That’s according to Jesse Drucker, the Bloomberg reporter who made accounting fun again back in 2010 when he introduced us to tax strategies known in the business as the “Double Irish” and the “Dutch Sandwich.”
In Google’s case, an Irish subsidiary collects revenues from ads sold in countries like the U.K. and France. That Irish unit in turn pays royalties to another Irish subsidiary, whose legal residence for tax purposes is in Bermuda.
The pair of Irish units gives rise to the nickname “Double Irish.” To avoid an Irish withholding tax, Google channeled the payments to Bermuda through a subsidiary in the Netherlands—thus the “Dutch Sandwich” label. The Netherlands subsidiary has no employees.

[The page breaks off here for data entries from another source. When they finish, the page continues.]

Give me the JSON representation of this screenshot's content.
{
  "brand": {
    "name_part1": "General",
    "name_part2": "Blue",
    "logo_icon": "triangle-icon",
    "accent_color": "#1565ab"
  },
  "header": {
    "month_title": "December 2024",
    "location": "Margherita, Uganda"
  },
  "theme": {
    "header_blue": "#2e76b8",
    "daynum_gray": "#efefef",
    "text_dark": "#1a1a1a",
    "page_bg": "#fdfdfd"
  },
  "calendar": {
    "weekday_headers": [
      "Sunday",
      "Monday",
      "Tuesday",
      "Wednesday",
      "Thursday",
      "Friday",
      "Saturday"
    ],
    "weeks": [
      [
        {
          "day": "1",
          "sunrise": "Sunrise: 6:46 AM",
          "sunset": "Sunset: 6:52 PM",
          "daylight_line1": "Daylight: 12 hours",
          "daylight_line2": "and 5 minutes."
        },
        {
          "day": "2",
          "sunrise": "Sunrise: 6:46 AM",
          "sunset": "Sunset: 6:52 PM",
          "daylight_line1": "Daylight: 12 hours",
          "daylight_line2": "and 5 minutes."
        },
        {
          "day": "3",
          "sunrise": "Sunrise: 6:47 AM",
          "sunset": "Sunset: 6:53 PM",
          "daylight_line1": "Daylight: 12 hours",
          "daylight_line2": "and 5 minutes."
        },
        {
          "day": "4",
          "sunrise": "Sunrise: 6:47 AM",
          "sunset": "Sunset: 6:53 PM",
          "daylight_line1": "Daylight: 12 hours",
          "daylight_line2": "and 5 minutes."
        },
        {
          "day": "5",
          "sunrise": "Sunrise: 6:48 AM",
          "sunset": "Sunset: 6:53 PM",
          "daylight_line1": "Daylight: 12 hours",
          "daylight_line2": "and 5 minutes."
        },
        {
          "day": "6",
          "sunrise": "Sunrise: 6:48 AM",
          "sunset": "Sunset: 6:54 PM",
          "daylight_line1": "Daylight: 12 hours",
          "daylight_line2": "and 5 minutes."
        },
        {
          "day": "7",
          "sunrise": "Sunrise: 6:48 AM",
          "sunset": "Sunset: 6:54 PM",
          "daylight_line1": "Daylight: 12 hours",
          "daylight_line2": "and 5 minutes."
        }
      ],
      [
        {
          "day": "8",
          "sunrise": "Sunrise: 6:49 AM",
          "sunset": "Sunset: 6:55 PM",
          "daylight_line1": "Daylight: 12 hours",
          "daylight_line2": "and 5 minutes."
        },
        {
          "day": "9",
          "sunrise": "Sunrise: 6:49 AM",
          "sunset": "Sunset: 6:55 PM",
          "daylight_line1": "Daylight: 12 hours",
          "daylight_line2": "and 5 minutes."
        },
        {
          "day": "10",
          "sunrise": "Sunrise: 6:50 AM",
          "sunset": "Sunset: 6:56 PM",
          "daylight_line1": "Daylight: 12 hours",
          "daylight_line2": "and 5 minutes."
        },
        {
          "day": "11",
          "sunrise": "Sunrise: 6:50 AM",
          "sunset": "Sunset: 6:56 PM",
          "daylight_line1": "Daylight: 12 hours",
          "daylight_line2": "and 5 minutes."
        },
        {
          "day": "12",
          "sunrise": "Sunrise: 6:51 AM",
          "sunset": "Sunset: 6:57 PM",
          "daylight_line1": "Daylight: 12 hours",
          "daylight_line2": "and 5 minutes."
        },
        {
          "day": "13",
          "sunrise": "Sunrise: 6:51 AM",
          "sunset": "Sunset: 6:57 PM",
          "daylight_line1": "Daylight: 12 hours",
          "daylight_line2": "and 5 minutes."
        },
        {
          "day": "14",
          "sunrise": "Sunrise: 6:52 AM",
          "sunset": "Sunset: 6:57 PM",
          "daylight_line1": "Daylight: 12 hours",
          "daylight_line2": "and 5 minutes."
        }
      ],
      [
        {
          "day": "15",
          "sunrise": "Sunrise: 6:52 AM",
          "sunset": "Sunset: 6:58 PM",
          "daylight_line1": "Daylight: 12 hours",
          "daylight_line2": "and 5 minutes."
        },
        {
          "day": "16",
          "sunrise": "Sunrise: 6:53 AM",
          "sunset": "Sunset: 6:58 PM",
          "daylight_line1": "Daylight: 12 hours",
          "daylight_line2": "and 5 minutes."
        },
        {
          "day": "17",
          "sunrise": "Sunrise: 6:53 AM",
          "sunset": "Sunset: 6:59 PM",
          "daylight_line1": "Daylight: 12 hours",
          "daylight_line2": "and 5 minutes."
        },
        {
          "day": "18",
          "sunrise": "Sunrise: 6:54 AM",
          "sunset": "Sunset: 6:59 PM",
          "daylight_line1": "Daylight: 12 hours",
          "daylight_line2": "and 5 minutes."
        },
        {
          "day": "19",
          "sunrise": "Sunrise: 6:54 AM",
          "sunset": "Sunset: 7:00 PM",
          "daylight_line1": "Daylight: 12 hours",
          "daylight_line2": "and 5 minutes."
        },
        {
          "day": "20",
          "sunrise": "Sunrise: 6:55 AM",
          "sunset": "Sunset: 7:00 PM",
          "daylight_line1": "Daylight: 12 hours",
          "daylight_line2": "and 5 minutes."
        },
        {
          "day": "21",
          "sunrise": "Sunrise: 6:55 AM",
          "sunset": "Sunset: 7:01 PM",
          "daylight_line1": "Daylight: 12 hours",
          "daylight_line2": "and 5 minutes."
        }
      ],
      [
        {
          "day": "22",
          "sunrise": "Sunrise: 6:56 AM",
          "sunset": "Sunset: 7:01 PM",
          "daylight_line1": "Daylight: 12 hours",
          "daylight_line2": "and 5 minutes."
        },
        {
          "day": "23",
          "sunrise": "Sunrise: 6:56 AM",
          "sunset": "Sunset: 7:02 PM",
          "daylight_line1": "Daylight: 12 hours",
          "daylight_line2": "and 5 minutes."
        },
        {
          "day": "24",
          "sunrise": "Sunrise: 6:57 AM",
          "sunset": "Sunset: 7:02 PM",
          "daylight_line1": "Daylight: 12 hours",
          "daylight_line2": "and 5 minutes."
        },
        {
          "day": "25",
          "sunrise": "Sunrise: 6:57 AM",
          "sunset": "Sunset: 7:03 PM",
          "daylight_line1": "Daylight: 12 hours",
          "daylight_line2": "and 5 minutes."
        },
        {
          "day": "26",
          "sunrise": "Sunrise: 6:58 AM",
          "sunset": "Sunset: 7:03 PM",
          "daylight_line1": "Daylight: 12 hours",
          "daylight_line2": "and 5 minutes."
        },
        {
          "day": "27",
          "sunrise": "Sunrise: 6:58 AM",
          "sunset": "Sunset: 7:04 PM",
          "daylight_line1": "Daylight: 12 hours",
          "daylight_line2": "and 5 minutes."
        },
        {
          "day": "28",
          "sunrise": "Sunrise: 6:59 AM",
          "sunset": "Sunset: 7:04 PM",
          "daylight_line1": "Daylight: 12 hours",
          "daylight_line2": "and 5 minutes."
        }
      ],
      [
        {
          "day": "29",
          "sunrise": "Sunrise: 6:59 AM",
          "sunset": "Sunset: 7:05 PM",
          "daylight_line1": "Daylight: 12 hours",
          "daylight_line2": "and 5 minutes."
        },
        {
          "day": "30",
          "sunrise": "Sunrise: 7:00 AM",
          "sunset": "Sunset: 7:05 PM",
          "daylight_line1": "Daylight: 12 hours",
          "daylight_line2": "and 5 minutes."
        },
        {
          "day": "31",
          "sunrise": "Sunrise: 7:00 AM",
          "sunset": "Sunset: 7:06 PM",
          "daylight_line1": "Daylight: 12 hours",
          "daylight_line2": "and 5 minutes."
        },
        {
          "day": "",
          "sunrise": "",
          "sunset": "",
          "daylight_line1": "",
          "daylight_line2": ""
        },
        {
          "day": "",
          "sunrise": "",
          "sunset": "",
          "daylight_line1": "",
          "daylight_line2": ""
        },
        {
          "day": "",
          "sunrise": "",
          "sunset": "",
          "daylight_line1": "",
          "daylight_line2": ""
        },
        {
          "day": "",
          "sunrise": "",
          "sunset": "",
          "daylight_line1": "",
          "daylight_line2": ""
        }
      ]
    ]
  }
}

And even as European governments make more noise about such tax dodges, Google hasn’t dialed back on such schemes yet. Per Mr. Drucker, the company avoided about $2 billion in worldwide taxes in 2011, almost double the total from 2008, and an increase that more or less parallels the company’s overseas revenue growth.
We’ve reached out to Google and will update if we hear back. Google told Bloomberg that the company complied with all tax rules and supports the national economies in which it invests.
Meanwhile: Is it lunch time yet?